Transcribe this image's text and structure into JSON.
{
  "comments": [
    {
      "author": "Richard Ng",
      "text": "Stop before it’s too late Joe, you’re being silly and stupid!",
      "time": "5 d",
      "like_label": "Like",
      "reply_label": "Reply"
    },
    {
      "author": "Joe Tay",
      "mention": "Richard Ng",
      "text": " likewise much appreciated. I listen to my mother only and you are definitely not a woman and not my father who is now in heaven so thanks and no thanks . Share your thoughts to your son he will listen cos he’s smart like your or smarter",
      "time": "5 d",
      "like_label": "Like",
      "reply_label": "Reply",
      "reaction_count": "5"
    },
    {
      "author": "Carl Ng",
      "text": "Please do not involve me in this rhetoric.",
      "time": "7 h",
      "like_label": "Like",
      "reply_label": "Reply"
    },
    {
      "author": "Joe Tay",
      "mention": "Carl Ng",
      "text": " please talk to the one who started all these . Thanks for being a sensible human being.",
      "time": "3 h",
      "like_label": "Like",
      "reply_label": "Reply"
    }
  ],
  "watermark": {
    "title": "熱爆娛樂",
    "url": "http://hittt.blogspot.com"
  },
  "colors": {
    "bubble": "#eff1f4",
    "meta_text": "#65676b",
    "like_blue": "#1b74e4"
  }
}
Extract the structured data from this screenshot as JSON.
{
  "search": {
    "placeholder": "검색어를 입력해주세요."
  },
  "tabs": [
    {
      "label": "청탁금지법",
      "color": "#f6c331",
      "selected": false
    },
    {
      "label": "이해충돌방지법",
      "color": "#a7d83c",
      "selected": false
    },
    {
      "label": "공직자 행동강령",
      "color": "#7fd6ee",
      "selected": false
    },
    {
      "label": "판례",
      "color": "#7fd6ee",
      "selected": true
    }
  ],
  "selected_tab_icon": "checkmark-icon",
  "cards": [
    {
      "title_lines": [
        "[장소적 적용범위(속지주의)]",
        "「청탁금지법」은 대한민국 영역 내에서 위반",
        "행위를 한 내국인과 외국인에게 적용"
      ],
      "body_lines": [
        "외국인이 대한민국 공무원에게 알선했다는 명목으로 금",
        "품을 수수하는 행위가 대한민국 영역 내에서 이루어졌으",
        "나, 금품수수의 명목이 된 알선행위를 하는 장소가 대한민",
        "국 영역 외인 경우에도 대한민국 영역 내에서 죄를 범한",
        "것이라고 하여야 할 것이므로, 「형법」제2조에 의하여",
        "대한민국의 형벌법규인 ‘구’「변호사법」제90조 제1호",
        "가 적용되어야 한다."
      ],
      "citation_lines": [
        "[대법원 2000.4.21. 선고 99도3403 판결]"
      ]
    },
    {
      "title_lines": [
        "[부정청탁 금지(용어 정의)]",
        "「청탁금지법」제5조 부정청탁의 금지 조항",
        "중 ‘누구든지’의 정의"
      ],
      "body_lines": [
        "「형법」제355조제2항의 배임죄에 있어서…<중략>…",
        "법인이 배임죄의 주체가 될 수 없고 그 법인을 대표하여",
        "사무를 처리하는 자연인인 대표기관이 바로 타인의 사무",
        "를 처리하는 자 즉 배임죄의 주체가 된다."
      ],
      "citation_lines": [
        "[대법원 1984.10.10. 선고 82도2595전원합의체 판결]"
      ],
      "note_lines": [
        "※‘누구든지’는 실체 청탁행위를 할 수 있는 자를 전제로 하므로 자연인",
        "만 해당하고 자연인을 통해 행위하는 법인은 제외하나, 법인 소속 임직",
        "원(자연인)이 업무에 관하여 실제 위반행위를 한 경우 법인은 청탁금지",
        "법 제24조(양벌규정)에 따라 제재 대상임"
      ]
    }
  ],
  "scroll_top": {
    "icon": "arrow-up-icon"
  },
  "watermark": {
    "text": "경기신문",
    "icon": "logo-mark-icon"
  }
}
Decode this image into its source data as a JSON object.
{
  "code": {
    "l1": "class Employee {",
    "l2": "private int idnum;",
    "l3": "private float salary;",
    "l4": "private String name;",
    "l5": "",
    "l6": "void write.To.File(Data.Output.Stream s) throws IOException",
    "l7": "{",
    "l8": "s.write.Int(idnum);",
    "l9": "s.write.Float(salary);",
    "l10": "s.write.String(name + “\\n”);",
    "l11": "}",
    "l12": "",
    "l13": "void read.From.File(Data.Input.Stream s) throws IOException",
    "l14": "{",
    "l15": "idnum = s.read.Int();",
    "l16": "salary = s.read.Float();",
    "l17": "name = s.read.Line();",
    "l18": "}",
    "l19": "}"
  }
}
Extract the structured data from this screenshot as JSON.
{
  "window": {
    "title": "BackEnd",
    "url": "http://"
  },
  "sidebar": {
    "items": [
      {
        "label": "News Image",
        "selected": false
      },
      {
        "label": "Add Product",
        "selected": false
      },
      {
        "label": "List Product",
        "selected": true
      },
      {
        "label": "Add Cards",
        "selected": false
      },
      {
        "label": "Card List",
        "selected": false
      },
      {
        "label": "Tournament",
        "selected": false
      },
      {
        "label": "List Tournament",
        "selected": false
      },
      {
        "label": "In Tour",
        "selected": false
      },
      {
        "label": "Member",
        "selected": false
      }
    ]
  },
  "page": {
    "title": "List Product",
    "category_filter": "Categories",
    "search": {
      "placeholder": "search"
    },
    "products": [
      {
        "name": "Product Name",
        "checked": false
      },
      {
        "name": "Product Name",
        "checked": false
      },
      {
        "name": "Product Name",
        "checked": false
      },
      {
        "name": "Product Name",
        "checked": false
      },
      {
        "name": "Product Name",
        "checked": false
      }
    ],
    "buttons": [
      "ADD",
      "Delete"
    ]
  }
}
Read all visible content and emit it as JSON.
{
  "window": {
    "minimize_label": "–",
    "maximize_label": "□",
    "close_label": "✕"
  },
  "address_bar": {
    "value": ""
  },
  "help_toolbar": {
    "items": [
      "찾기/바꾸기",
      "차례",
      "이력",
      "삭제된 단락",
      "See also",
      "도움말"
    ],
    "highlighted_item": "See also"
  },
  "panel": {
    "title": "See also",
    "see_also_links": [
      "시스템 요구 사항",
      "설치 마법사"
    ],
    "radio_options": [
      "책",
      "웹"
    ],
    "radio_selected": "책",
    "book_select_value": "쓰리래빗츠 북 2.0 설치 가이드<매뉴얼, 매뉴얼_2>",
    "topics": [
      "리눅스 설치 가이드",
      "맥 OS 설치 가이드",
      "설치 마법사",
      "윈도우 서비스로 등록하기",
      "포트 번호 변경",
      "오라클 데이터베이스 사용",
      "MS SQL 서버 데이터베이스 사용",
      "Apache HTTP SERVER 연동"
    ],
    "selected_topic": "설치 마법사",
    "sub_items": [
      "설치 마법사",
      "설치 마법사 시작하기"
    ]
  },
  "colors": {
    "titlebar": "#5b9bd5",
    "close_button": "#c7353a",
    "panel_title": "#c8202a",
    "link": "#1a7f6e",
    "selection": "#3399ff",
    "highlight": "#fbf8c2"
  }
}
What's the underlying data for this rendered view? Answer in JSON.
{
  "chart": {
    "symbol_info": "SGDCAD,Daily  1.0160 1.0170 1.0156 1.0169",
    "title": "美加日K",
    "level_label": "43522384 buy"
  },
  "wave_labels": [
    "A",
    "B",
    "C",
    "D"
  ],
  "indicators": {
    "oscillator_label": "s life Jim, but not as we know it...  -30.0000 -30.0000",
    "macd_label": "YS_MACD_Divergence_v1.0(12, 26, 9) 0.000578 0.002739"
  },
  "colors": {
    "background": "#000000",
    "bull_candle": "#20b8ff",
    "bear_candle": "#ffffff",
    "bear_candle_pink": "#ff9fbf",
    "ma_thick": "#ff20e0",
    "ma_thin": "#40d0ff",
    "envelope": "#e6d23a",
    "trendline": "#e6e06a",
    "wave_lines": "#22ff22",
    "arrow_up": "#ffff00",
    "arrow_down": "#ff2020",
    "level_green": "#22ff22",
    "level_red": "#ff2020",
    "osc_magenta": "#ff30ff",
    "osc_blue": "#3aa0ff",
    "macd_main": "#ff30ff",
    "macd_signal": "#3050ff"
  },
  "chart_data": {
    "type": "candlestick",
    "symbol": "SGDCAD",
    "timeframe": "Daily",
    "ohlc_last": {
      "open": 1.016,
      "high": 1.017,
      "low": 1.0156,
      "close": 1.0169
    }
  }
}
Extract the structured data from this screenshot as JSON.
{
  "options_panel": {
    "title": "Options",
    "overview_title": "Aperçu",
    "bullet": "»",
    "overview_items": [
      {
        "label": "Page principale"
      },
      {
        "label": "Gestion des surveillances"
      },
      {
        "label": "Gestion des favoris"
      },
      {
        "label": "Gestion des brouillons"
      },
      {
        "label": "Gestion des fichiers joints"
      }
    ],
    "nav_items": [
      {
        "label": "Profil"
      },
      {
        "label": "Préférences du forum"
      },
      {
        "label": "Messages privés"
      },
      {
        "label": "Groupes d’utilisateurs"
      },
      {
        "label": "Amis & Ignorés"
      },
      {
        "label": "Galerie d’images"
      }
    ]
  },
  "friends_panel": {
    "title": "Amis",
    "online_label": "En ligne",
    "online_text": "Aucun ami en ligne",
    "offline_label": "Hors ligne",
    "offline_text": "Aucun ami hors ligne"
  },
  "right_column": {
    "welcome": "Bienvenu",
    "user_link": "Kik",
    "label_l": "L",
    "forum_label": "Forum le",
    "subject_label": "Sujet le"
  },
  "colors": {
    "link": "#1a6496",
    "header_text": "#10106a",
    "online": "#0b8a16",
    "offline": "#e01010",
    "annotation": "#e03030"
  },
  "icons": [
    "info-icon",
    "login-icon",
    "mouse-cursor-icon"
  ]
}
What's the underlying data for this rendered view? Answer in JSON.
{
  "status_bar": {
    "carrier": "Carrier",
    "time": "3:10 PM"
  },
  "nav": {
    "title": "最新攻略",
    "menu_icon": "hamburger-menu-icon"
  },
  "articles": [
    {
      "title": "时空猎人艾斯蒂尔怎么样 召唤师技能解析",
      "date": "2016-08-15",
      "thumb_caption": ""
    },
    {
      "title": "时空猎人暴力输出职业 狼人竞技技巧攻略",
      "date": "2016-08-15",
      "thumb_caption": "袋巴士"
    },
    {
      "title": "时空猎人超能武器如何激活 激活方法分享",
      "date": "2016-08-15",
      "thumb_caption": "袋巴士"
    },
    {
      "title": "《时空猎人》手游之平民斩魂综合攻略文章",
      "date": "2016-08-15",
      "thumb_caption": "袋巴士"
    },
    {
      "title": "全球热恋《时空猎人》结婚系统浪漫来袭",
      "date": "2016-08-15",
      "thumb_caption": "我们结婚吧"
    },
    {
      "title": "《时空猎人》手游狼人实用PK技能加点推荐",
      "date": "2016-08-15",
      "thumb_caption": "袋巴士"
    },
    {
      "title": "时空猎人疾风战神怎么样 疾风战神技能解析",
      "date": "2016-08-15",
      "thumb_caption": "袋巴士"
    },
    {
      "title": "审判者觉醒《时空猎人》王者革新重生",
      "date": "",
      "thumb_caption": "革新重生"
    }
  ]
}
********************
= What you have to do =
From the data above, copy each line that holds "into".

= Answer to this problem =
Transcribe this image's text and structure into JSON.
Decode this image into its source data as a JSON object.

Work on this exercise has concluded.